Among the entries that follow, find every line with the word "seats" and copy it.

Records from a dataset
• • • •

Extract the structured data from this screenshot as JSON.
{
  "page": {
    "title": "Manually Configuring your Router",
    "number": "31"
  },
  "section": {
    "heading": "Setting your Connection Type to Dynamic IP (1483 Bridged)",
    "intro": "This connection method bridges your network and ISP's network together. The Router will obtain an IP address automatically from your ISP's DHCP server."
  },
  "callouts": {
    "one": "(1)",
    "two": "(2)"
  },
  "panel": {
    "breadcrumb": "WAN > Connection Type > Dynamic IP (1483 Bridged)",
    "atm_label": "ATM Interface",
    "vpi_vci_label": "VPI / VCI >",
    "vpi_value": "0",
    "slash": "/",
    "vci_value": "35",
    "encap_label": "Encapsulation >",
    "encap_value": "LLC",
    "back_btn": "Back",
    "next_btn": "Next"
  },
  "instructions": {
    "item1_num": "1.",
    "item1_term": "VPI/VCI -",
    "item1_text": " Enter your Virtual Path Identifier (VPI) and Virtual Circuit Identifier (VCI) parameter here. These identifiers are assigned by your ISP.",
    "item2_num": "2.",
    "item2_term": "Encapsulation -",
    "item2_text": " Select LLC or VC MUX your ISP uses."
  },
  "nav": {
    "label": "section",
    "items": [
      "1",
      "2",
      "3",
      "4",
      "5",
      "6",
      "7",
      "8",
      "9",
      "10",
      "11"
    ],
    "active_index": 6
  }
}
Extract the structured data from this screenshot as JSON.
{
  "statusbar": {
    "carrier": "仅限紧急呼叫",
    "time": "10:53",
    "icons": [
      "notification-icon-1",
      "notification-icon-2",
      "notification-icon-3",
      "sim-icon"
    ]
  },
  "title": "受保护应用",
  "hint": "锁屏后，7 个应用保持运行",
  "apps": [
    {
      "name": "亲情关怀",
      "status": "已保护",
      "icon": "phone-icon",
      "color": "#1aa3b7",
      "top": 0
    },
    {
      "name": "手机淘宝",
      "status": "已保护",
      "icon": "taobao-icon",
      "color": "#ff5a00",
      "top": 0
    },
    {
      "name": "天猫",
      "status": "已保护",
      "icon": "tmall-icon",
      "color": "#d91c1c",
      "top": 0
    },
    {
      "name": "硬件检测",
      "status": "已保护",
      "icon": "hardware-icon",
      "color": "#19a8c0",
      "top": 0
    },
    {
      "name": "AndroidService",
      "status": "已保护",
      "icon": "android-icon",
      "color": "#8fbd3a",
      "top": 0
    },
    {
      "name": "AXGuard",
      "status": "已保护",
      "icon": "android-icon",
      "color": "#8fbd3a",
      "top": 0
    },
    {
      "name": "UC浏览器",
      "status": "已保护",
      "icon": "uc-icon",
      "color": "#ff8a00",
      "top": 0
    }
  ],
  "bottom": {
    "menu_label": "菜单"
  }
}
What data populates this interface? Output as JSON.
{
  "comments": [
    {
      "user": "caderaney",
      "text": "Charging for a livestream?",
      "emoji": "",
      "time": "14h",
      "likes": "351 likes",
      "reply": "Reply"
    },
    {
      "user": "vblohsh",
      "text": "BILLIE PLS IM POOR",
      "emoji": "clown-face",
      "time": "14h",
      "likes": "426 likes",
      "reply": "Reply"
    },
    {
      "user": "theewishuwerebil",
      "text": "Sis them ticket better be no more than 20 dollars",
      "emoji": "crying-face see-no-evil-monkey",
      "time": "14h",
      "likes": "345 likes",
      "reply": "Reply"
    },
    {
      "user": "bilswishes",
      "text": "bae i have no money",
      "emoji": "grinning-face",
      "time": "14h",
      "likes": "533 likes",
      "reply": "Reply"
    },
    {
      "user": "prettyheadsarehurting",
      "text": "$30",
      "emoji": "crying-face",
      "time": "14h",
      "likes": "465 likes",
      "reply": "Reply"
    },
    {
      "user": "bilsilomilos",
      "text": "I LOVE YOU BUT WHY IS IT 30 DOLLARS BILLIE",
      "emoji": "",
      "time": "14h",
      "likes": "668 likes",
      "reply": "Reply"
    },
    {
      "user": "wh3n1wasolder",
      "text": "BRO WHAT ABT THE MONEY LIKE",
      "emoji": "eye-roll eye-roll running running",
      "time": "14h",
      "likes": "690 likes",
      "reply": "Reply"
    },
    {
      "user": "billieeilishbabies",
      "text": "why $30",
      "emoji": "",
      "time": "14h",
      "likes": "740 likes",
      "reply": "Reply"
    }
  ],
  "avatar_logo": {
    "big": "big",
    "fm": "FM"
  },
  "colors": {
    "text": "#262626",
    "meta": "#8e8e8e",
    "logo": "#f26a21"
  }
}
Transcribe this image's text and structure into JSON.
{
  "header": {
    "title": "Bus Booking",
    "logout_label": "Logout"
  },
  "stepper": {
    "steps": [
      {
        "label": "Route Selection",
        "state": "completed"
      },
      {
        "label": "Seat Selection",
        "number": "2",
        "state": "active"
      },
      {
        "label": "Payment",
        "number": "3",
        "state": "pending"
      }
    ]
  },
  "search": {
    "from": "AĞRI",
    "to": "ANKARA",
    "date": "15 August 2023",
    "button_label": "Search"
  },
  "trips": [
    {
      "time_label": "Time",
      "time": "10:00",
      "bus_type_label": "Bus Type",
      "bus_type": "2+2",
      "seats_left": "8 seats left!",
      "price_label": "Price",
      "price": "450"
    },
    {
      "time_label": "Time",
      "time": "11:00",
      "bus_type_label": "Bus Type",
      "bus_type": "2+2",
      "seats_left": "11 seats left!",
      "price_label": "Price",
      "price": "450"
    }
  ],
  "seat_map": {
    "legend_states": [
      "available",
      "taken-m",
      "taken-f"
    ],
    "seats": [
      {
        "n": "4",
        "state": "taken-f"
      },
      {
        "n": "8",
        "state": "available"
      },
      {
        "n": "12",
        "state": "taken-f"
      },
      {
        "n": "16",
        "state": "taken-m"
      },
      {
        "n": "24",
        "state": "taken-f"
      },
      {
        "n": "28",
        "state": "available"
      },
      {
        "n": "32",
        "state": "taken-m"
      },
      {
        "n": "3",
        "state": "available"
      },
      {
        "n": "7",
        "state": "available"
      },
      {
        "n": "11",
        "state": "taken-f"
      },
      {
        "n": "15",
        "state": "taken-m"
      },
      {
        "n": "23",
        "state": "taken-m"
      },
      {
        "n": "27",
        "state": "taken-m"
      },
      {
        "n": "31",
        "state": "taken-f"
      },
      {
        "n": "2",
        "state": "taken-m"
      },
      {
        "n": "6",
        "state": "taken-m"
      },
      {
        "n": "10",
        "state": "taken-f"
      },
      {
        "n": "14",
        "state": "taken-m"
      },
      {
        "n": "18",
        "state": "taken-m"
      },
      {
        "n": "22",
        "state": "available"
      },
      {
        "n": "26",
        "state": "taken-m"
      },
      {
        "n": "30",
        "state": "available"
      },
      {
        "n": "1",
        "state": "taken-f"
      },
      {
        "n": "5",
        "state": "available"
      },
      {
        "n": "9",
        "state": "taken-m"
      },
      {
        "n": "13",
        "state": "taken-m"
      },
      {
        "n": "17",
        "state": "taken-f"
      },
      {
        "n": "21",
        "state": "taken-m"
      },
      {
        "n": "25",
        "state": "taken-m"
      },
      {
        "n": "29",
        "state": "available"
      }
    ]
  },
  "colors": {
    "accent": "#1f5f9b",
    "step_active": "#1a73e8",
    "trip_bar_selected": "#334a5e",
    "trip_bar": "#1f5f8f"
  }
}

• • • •

▶ _OUTPUT OF THE EXERCISE_
      "seats_left": "8 seats left!",
      "seats_left": "11 seats left!",
    "seats": [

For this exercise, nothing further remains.